* **Your goal**
Make an exact copy of the entries below with the pictures removed.

* **Exercise inputs**
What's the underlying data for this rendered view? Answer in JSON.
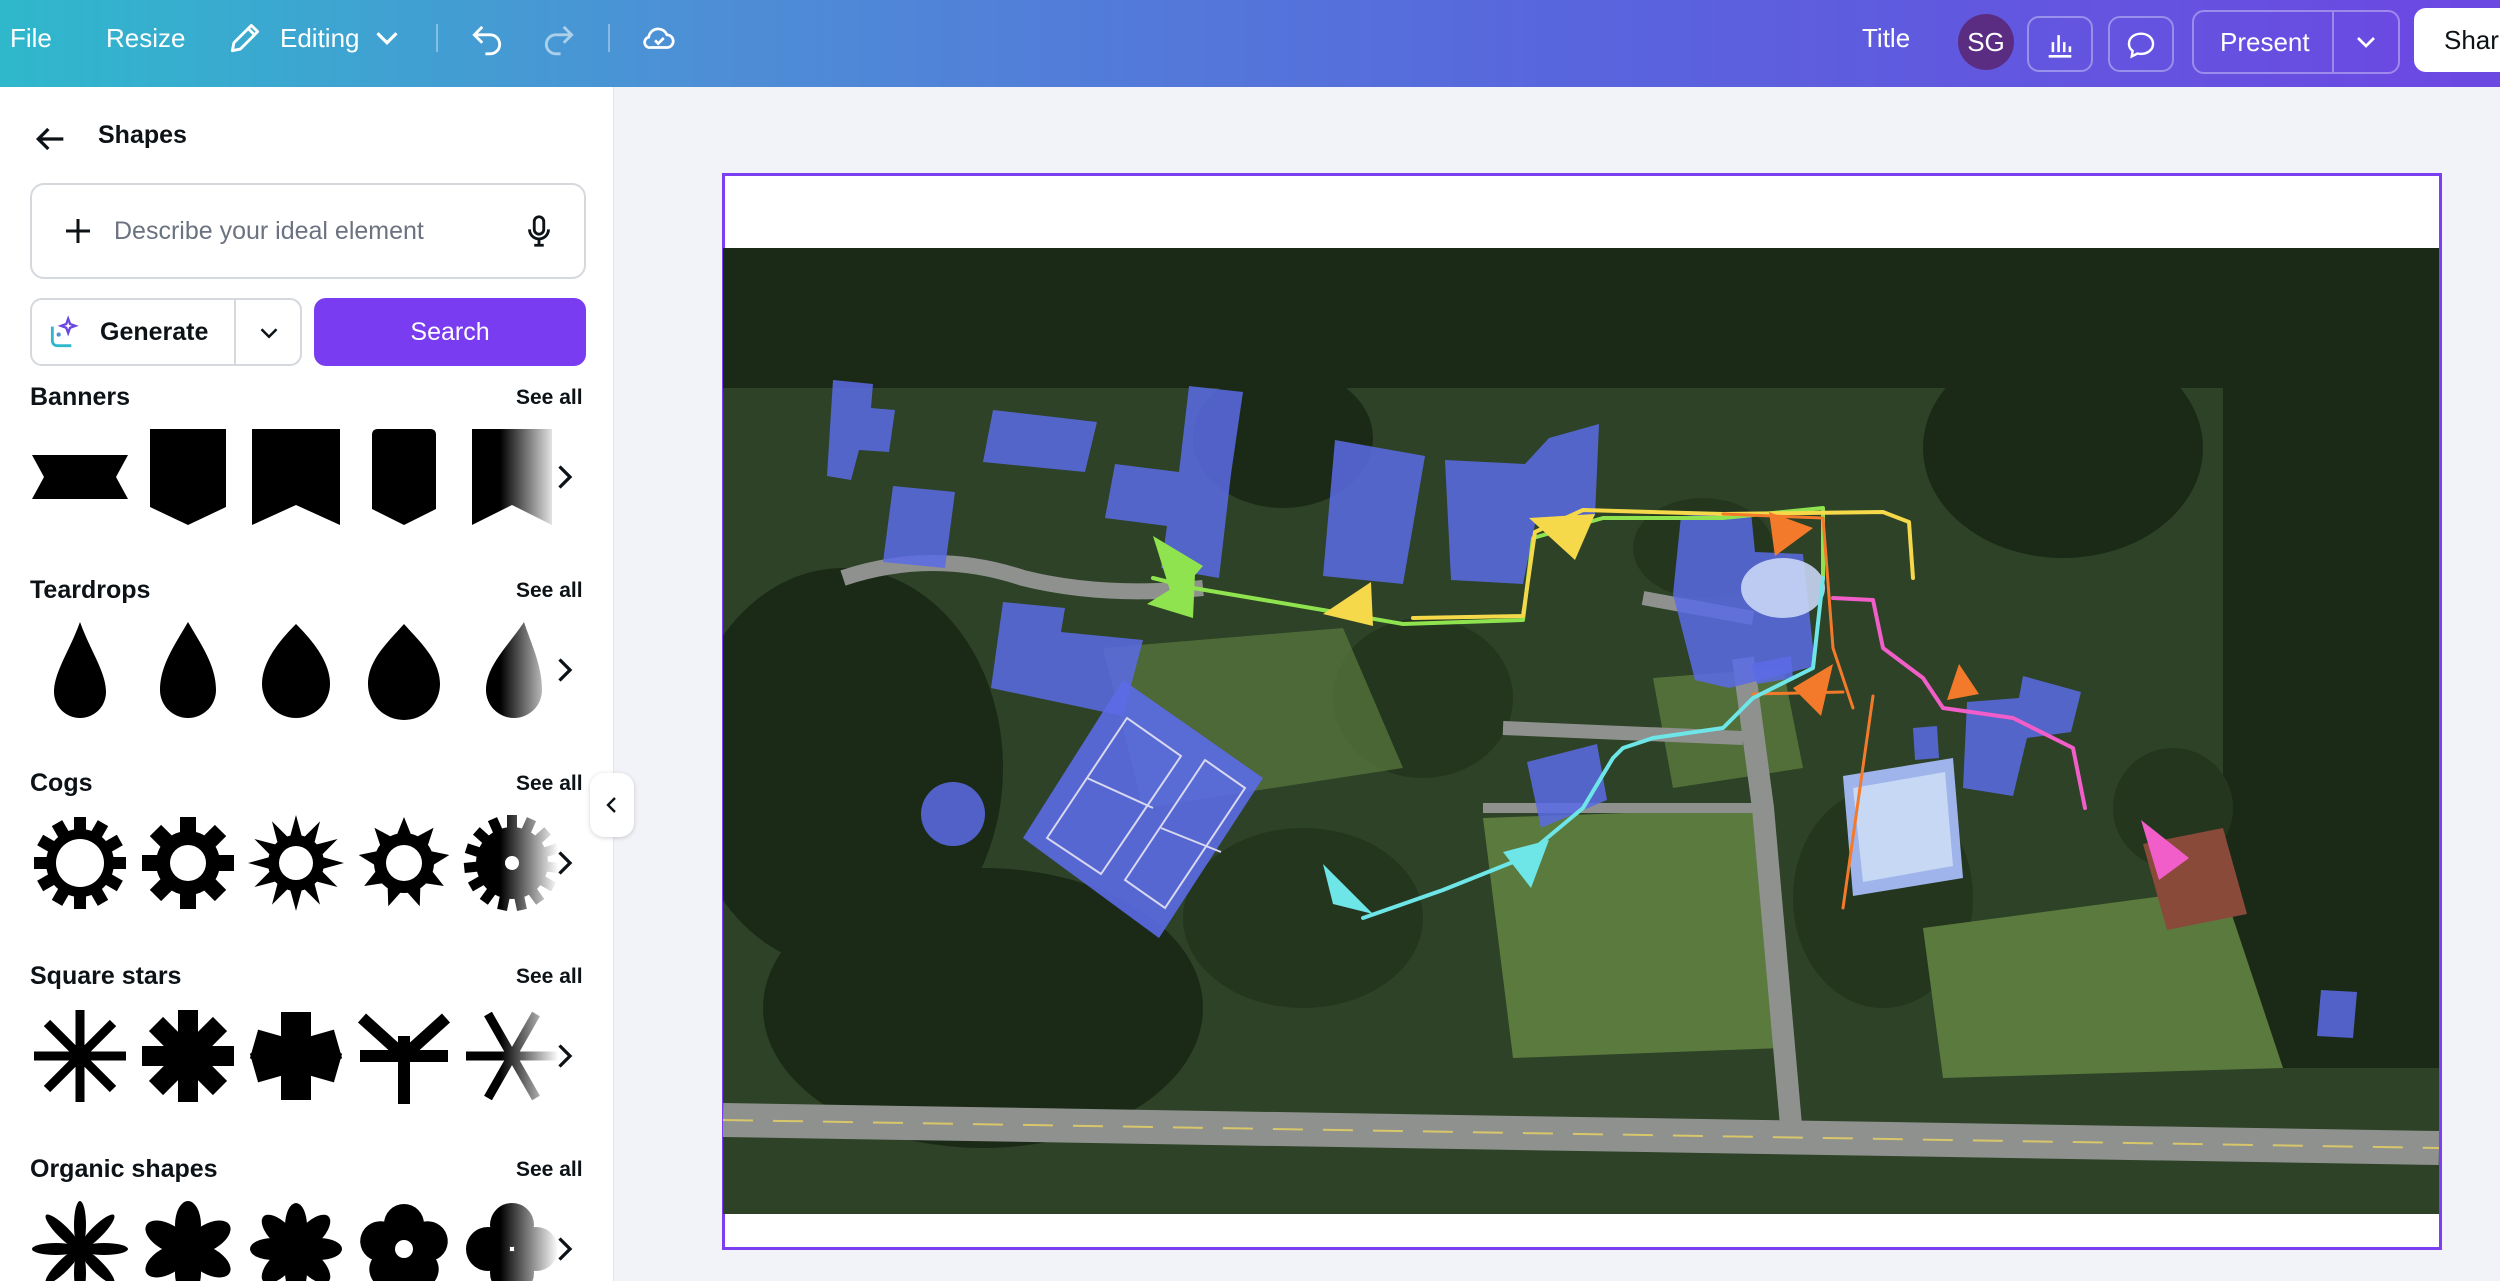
{
  "topbar": {
    "file_label": "File",
    "resize_label": "Resize",
    "editing_label": "Editing",
    "title_label": "Title",
    "avatar_initials": "SG",
    "present_label": "Present",
    "share_label": "Share",
    "icons": [
      "pencil-icon",
      "chevron-down-icon",
      "undo-icon",
      "redo-icon",
      "cloud-check-icon",
      "analytics-icon",
      "comment-icon"
    ]
  },
  "panel": {
    "title": "Shapes",
    "search": {
      "placeholder": "Describe your ideal element"
    },
    "generate_label": "Generate",
    "search_button_label": "Search",
    "see_all_label": "See all",
    "sections": [
      {
        "title": "Banners"
      },
      {
        "title": "Teardrops"
      },
      {
        "title": "Cogs"
      },
      {
        "title": "Square stars"
      },
      {
        "title": "Organic shapes"
      }
    ]
  },
  "colors": {
    "accent": "#7b3ef0",
    "building_overlay": "#5b6be6",
    "route_green": "#8fe34f",
    "route_yellow": "#f5d94a",
    "route_orange": "#f47a2b",
    "route_cyan": "#6ee6e8",
    "route_pink": "#f25ec9"
  }
}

* **Written solution**
What's the underlying data for this rendered view? Answer in JSON.
{
  "topbar": {
    "file_label": "File",
    "resize_label": "Resize",
    "editing_label": "Editing",
    "title_label": "Title",
    "avatar_initials": "SG",
    "present_label": "Present",
    "share_label": "Share",
    "icons": [
      "pencil-icon",
      "chevron-down-icon",
      "undo-icon",
      "redo-icon",
      "cloud-check-icon",
      "analytics-icon",
      "comment-icon"
    ]
  },
  "panel": {
    "title": "Shapes",
    "search": {
      "placeholder": "Describe your ideal element"
    },
    "generate_label": "Generate",
    "search_button_label": "Search",
    "see_all_label": "See all",
    "sections": [
      {
        "title": "Banners"
      },
      {
        "title": "Teardrops"
      },
      {
        "title": "Cogs"
      },
      {
        "title": "Square stars"
      },
      {
        "title": "Organic shapes"
      }
    ]
  },
  "colors": {
    "accent": "#7b3ef0",
    "building_overlay": "#5b6be6",
    "route_green": "#8fe34f",
    "route_yellow": "#f5d94a",
    "route_orange": "#f47a2b",
    "route_cyan": "#6ee6e8",
    "route_pink": "#f25ec9"
  }
}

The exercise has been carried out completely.